23. SECOND IMPRISONMENT AT ROME, AND DEATH

The Scripture narrative is silent concerning the events that led to Paul’s final arrest. It may well be that the occasion for it came in connection with Nero’s cruel persecutions of the Christians at that time.

Paul was a prominent leader among them, and therefore a natural target for the sadistic ferocity of the emperor. Nicopolis, Ephesus, and Troas have been suggested as possible places where Paul was seized, with Troas being the most likely (2 Ti 4:13).

2Ti 4:13  Bring the cloak that I left with Carpus at Troas when you come—and the books, especially the parchments.

He was taken to Rome, where he received none of the favors granted him during his former imprisonment.

According to tradition he was confined in the Mamertine prison, on the Roman Forum, and was chained (ch 2:9) like a common criminal .

2 Ti 2:9  for which I suffer trouble as an evildoer, even to the point of chains; but the word of God is not chained.

He was forsaken by practically everyone (ch 4:16; cf. vs 11, 20).

Ti 4:16  At my first defense no one stood with me, but all forsook me. May it not be charged against them.

2Ti 4:11  Only Luke is with me. Get Mark and bring him with you, for he is useful to me for ministry.

2Ti 4:20  Erastus stayed in Corinth, but Trophimus I have left in Miletus sick.

Paul’s last extant epistle, that of 2 Timothy, was written at this time. When it was penned Paul had doubtless already been brought to trial once and had defended himself (vs 16, 17).

Ti 4:16  At my first defense no one stood with me, but all forsook me. May it not be charged against them.

2Ti 4:17  But the Lord stood with me and strengthened me, so that the message might be preached fully through me, and that all the Gentiles might hear. Also I was delivered out of the mouth of the lion.

He seemingly expected a 2d trial shortly and he evidently expected to be sentenced to death (v 6).

2Ti 4:6  For I am already being poured out as a drink offering, and the time of my departure is at hand.

However, he urged Timothy to put forward every effort to visit him before his death (2 Ti 4:9, 21).

2Ti 4:9  Be diligent to come to me quickly;

2Ti 4:21  Do your utmost to come before winter. Eubulus greets you, as well as Pudens, Linus, Claudia, and all the brethren.

Early Christian authors are unanimous in declaring that Paul died under Nero at Rome. His execution, then, which tradition says was by decapitation somewhere on the Ostian Way, must have taken place at least by a.d. 68, for Nero himself died that year.
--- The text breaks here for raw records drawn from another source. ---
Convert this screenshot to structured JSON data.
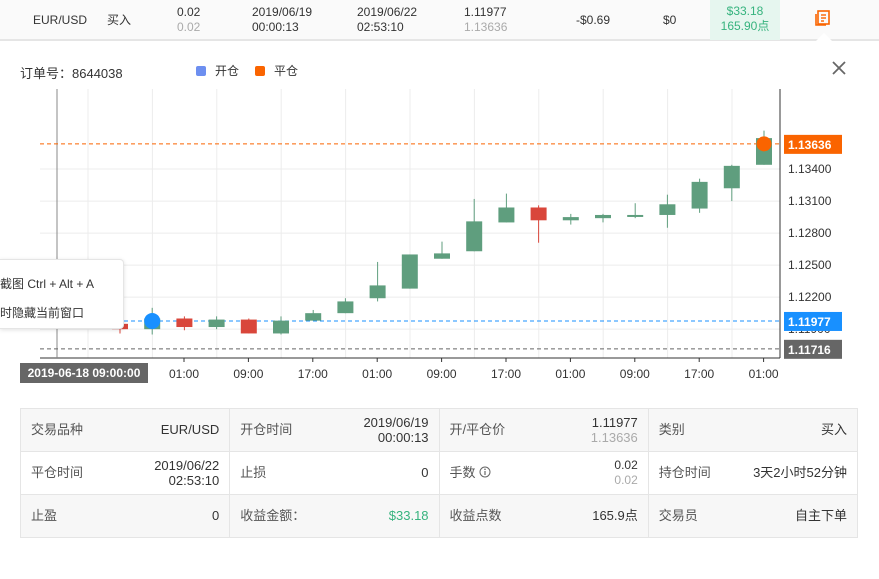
{
  "trade_row": {
    "symbol": "EUR/USD",
    "direction": "买入",
    "lots_open": "0.02",
    "lots_close": "0.02",
    "open_date": "2019/06/19",
    "open_time": "00:00:13",
    "close_date": "2019/06/22",
    "close_time": "02:53:10",
    "open_price": "1.11977",
    "close_price": "1.13636",
    "swap": "-$0.69",
    "commission": "$0",
    "profit": "$33.18",
    "points": "165.90点"
  },
  "panel": {
    "order_label": "订单号：8644038",
    "legend_open": "开仓",
    "legend_close": "平仓",
    "open_color": "#6d8ff0",
    "close_color": "#fa6400"
  },
  "tooltip": {
    "line1": "截图 Ctrl + Alt + A",
    "line2": "时隐藏当前窗口"
  },
  "chart_data": {
    "type": "candlestick",
    "x_ticks": [
      "01:00",
      "09:00",
      "17:00",
      "01:00",
      "09:00",
      "17:00",
      "01:00",
      "09:00",
      "17:00",
      "01:00"
    ],
    "y_ticks": [
      "1.13400",
      "1.13100",
      "1.12800",
      "1.12500",
      "1.12200",
      "1.11900"
    ],
    "ylim": [
      1.1163,
      1.1415
    ],
    "crosshair_label": "2019-06-18 09:00:00",
    "price_labels": [
      {
        "text": "1.13636",
        "value": 1.13636,
        "color": "#fa6400"
      },
      {
        "text": "1.11977",
        "value": 1.11977,
        "color": "#1890ff"
      },
      {
        "text": "1.11716",
        "value": 1.11716,
        "color": "#666666"
      }
    ],
    "candles": [
      {
        "o": 1.1195,
        "h": 1.1205,
        "l": 1.1186,
        "c": 1.119
      },
      {
        "o": 1.119,
        "h": 1.121,
        "l": 1.1185,
        "c": 1.12
      },
      {
        "o": 1.12,
        "h": 1.1202,
        "l": 1.1189,
        "c": 1.1192
      },
      {
        "o": 1.1192,
        "h": 1.1202,
        "l": 1.119,
        "c": 1.1199
      },
      {
        "o": 1.1199,
        "h": 1.12,
        "l": 1.1186,
        "c": 1.1186
      },
      {
        "o": 1.1186,
        "h": 1.1202,
        "l": 1.1185,
        "c": 1.1198
      },
      {
        "o": 1.1198,
        "h": 1.1208,
        "l": 1.1198,
        "c": 1.1205
      },
      {
        "o": 1.1205,
        "h": 1.1219,
        "l": 1.1205,
        "c": 1.1216
      },
      {
        "o": 1.1219,
        "h": 1.1253,
        "l": 1.1216,
        "c": 1.1231
      },
      {
        "o": 1.1228,
        "h": 1.126,
        "l": 1.1228,
        "c": 1.126
      },
      {
        "o": 1.1256,
        "h": 1.1272,
        "l": 1.1256,
        "c": 1.1261
      },
      {
        "o": 1.1263,
        "h": 1.1312,
        "l": 1.1263,
        "c": 1.1291
      },
      {
        "o": 1.129,
        "h": 1.1317,
        "l": 1.129,
        "c": 1.1304
      },
      {
        "o": 1.1304,
        "h": 1.1306,
        "l": 1.1271,
        "c": 1.1292
      },
      {
        "o": 1.1292,
        "h": 1.1298,
        "l": 1.1288,
        "c": 1.1295
      },
      {
        "o": 1.1294,
        "h": 1.1298,
        "l": 1.129,
        "c": 1.1297
      },
      {
        "o": 1.1296,
        "h": 1.1308,
        "l": 1.1294,
        "c": 1.1297
      },
      {
        "o": 1.1297,
        "h": 1.1316,
        "l": 1.1285,
        "c": 1.1307
      },
      {
        "o": 1.1303,
        "h": 1.1331,
        "l": 1.1299,
        "c": 1.1328
      },
      {
        "o": 1.1322,
        "h": 1.1344,
        "l": 1.131,
        "c": 1.1343
      },
      {
        "o": 1.1344,
        "h": 1.1376,
        "l": 1.1344,
        "c": 1.1369
      }
    ],
    "open_marker": {
      "index": 1,
      "value": 1.11977
    },
    "close_marker": {
      "index": 20,
      "value": 1.13636
    }
  },
  "info": {
    "r1": [
      {
        "label": "交易品种",
        "value": "EUR/USD"
      },
      {
        "label": "开仓时间",
        "value": "2019/06/19",
        "value2": "00:00:13"
      },
      {
        "label": "开/平仓价",
        "value": "1.11977",
        "value2": "1.13636"
      },
      {
        "label": "类别",
        "value": "买入"
      }
    ],
    "r2": [
      {
        "label": "平仓时间",
        "value": "2019/06/22",
        "value2": "02:53:10"
      },
      {
        "label": "止损",
        "value": "0"
      },
      {
        "label": "手数",
        "value": "0.02",
        "value2": "0.02"
      },
      {
        "label": "持仓时间",
        "value": "3天2小时52分钟"
      }
    ],
    "r3": [
      {
        "label": "止盈",
        "value": "0"
      },
      {
        "label": "收益金额：",
        "value": "$33.18"
      },
      {
        "label": "收益点数",
        "value": "165.9点"
      },
      {
        "label": "交易员",
        "value": "自主下单"
      }
    ]
  }
}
He was executed probably sometime between a.d. 66 and 68. The apostle’s own words in 2 Ti 4:7, 8 offer a fitting epitaph of his life and the purpose of his life: “I have fought a good fight, I have finished my course, I have kept the faith: henceforth there is laid up for me a crown of righteousness, which the Lord, the righteous judge, shall give me at that day: and not to me only, but unto all them also that love his appearing.”

Thus died a man of truly pre-eminent abilities and virtues. As a theologian he ranks as perhaps the greatest of all time, having laid much of the foundation upon which Christian dogmatics is built.

His elevated concept of Christ has dominated Christianity. He was an able orator (Acts 17:22–31), and a writer of vigorous prose that could sometimes be poetic (1 Cor 13).

He was also a great evangelist and organizer. Yet in spite of his many gifts and his high calling, he was a man of great humility (1 Cor 15:9; Eph 3:8), anxious that he should be a burden to none (Acts 20:34; 2 Cor 11:9; 1 Th 2:9; 2 Th 3:8).

He was a preacher with a strong sense of duty and destiny (Rom 1:14; 1 Cor 9:16, 17; Gal 1:15, 16).

He was versatile (1 Cor 9:19–22; 10:33), optimistic (1 Cor 1:4; 2 Cor 4:16–18; Php 1:3–6; Col 1:3; 1 Th 1:2), courageous (Acts 9:22–29; 13:45, 46; 20:22–24; etc.); he possessed singleness of purpose (1 Cor 2:2; Php 3:13), composure of mind (Php 4:11, 12; 1 Ti 6:6–8), zeal (Acts 22:3; Gal 1:14; Php 3:6), and unfailing faith (Rom 8:28, 38, 39; Gal 2:20; 2 Ti 1:12).